### [INSTRUCTIONS TO FOLLOW]
Skip every image and restate the data word for word.
─── INFORMATION PROVIDED ───
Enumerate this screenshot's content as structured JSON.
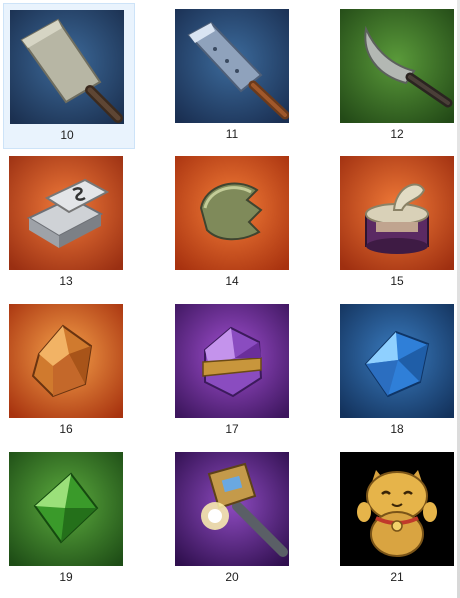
{
  "items": [
    {
      "label": "10",
      "icon": "cleaver-knife-icon",
      "bg": "#2c4a72"
    },
    {
      "label": "11",
      "icon": "broad-blade-knife-icon",
      "bg": "#2b4a73"
    },
    {
      "label": "12",
      "icon": "curved-knife-icon",
      "bg": "#3f7a2a"
    },
    {
      "label": "13",
      "icon": "silver-ingots-icon",
      "bg": "#c84b22"
    },
    {
      "label": "14",
      "icon": "jade-curved-piece-icon",
      "bg": "#cc4a20"
    },
    {
      "label": "15",
      "icon": "open-tin-can-icon",
      "bg": "#c9481f"
    },
    {
      "label": "16",
      "icon": "amber-crystal-icon",
      "bg": "#c64a22"
    },
    {
      "label": "17",
      "icon": "purple-crystal-icon",
      "bg": "#6a2f9a"
    },
    {
      "label": "18",
      "icon": "blue-crystal-icon",
      "bg": "#1f4e86"
    },
    {
      "label": "19",
      "icon": "green-gem-icon",
      "bg": "#2f7b25"
    },
    {
      "label": "20",
      "icon": "glowing-hammer-icon",
      "bg": "#5a2a8a"
    },
    {
      "label": "21",
      "icon": "lucky-cat-icon",
      "bg": "#000000"
    }
  ]
}
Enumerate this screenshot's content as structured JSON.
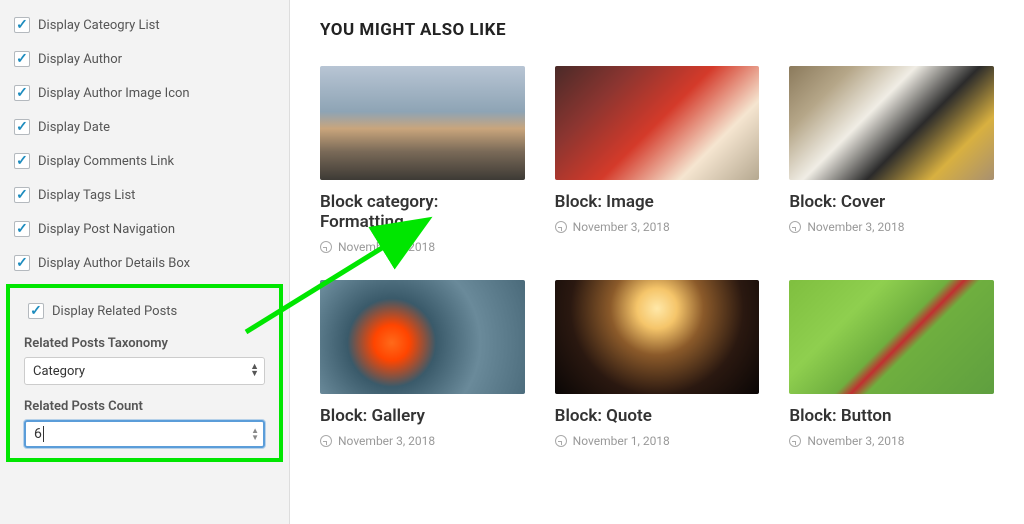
{
  "sidebar": {
    "checkboxes": [
      {
        "label": "Display Cateogry List",
        "checked": true
      },
      {
        "label": "Display Author",
        "checked": true
      },
      {
        "label": "Display Author Image Icon",
        "checked": true
      },
      {
        "label": "Display Date",
        "checked": true
      },
      {
        "label": "Display Comments Link",
        "checked": true
      },
      {
        "label": "Display Tags List",
        "checked": true
      },
      {
        "label": "Display Post Navigation",
        "checked": true
      },
      {
        "label": "Display Author Details Box",
        "checked": true
      }
    ],
    "highlighted": {
      "related_posts_checkbox": {
        "label": "Display Related Posts",
        "checked": true
      },
      "taxonomy_label": "Related Posts Taxonomy",
      "taxonomy_value": "Category",
      "count_label": "Related Posts Count",
      "count_value": "6"
    }
  },
  "preview": {
    "section_title": "YOU MIGHT ALSO LIKE",
    "cards": [
      {
        "title": "Block category: Formatting",
        "date": "November 1, 2018"
      },
      {
        "title": "Block: Image",
        "date": "November 3, 2018"
      },
      {
        "title": "Block: Cover",
        "date": "November 3, 2018"
      },
      {
        "title": "Block: Gallery",
        "date": "November 3, 2018"
      },
      {
        "title": "Block: Quote",
        "date": "November 1, 2018"
      },
      {
        "title": "Block: Button",
        "date": "November 3, 2018"
      }
    ]
  }
}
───
### [ANSWER TO THIS TASK]
Enumerate this screenshot's content as structured JSON.
{
  "items": [
    {
      "label": "10",
      "icon": "cleaver-knife-icon",
      "bg": "#2c4a72"
    },
    {
      "label": "11",
      "icon": "broad-blade-knife-icon",
      "bg": "#2b4a73"
    },
    {
      "label": "12",
      "icon": "curved-knife-icon",
      "bg": "#3f7a2a"
    },
    {
      "label": "13",
      "icon": "silver-ingots-icon",
      "bg": "#c84b22"
    },
    {
      "label": "14",
      "icon": "jade-curved-piece-icon",
      "bg": "#cc4a20"
    },
    {
      "label": "15",
      "icon": "open-tin-can-icon",
      "bg": "#c9481f"
    },
    {
      "label": "16",
      "icon": "amber-crystal-icon",
      "bg": "#c64a22"
    },
    {
      "label": "17",
      "icon": "purple-crystal-icon",
      "bg": "#6a2f9a"
    },
    {
      "label": "18",
      "icon": "blue-crystal-icon",
      "bg": "#1f4e86"
    },
    {
      "label": "19",
      "icon": "green-gem-icon",
      "bg": "#2f7b25"
    },
    {
      "label": "20",
      "icon": "glowing-hammer-icon",
      "bg": "#5a2a8a"
    },
    {
      "label": "21",
      "icon": "lucky-cat-icon",
      "bg": "#000000"
    }
  ]
}
Enumerate this screenshot's content as structured JSON.
{
  "sidebar": {
    "checkboxes": [
      {
        "label": "Display Cateogry List",
        "checked": true
      },
      {
        "label": "Display Author",
        "checked": true
      },
      {
        "label": "Display Author Image Icon",
        "checked": true
      },
      {
        "label": "Display Date",
        "checked": true
      },
      {
        "label": "Display Comments Link",
        "checked": true
      },
      {
        "label": "Display Tags List",
        "checked": true
      },
      {
        "label": "Display Post Navigation",
        "checked": true
      },
      {
        "label": "Display Author Details Box",
        "checked": true
      }
    ],
    "highlighted": {
      "related_posts_checkbox": {
        "label": "Display Related Posts",
        "checked": true
      },
      "taxonomy_label": "Related Posts Taxonomy",
      "taxonomy_value": "Category",
      "count_label": "Related Posts Count",
      "count_value": "6"
    }
  },
  "preview": {
    "section_title": "YOU MIGHT ALSO LIKE",
    "cards": [
      {
        "title": "Block category: Formatting",
        "date": "November 1, 2018"
      },
      {
        "title": "Block: Image",
        "date": "November 3, 2018"
      },
      {
        "title": "Block: Cover",
        "date": "November 3, 2018"
      },
      {
        "title": "Block: Gallery",
        "date": "November 3, 2018"
      },
      {
        "title": "Block: Quote",
        "date": "November 1, 2018"
      },
      {
        "title": "Block: Button",
        "date": "November 3, 2018"
      }
    ]
  }
}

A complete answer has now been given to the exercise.